(Dataset rows describing interfaces)
+ + + + + + +
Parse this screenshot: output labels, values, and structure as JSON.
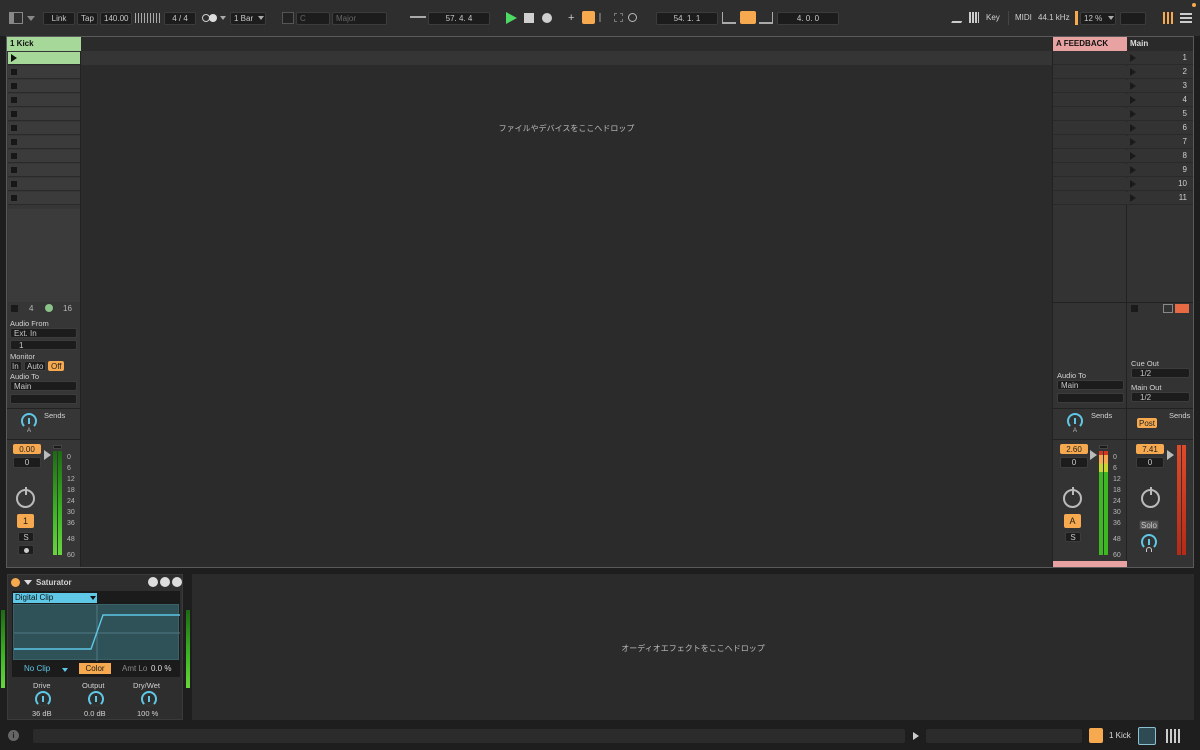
{
  "toolbar": {
    "link": "Link",
    "tap": "Tap",
    "tempo": "140.00",
    "time_sig": "4 / 4",
    "quantize": "1 Bar",
    "key": "C",
    "scale": "Major",
    "arrangement_position": "57.  4.  4",
    "loop_start": "54.  1.  1",
    "loop_length": "4.  0.  0",
    "key_map": "Key",
    "midi_map": "MIDI",
    "sample_rate": "44.1 kHz",
    "cpu": "12 %"
  },
  "tracks": {
    "kick": {
      "title": "1 Kick",
      "number": "1",
      "color": "#a6d89a"
    },
    "feedback": {
      "title": "A FEEDBACK",
      "letter": "A",
      "color": "#e7a2a1"
    },
    "main": {
      "title": "Main"
    }
  },
  "session": {
    "drop_hint": "ファイルやデバイスをここへドロップ",
    "scenes": [
      "1",
      "2",
      "3",
      "4",
      "5",
      "6",
      "7",
      "8",
      "9",
      "10",
      "11"
    ]
  },
  "io": {
    "input_label_1": "4",
    "input_label_2": "16",
    "audio_from": "Audio From",
    "audio_from_value": "Ext. In",
    "audio_from_channel": "1",
    "monitor": "Monitor",
    "monitor_in": "In",
    "monitor_auto": "Auto",
    "monitor_off": "Off",
    "audio_to": "Audio To",
    "audio_to_value": "Main",
    "return_audio_to": "Audio To",
    "return_audio_to_value": "Main",
    "cue_out": "Cue Out",
    "cue_out_value": "1/2",
    "main_out": "Main Out",
    "main_out_value": "1/2"
  },
  "mixer": {
    "sends": "Sends",
    "send_a_label": "A",
    "post": "Post",
    "solo": "Solo",
    "solo_short": "S",
    "kick_volume": "0.00",
    "kick_pan": "0",
    "return_volume": "2.60",
    "return_pan": "0",
    "main_volume": "7.41",
    "main_pan": "0",
    "scale": [
      "0",
      "6",
      "12",
      "18",
      "24",
      "30",
      "36",
      "48",
      "60"
    ]
  },
  "device": {
    "name": "Saturator",
    "mode": "Digital Clip",
    "clip": "No Clip",
    "color": "Color",
    "amt_lo_label": "Amt Lo",
    "amt_lo_value": "0.0 %",
    "drive_label": "Drive",
    "drive_value": "36 dB",
    "output_label": "Output",
    "output_value": "0.0 dB",
    "drywet_label": "Dry/Wet",
    "drywet_value": "100 %",
    "drop_hint": "オーディオエフェクトをここへドロップ"
  },
  "statusbar": {
    "selected_track": "1 Kick"
  }
}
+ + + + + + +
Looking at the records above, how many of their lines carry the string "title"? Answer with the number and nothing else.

→ Written reply:
3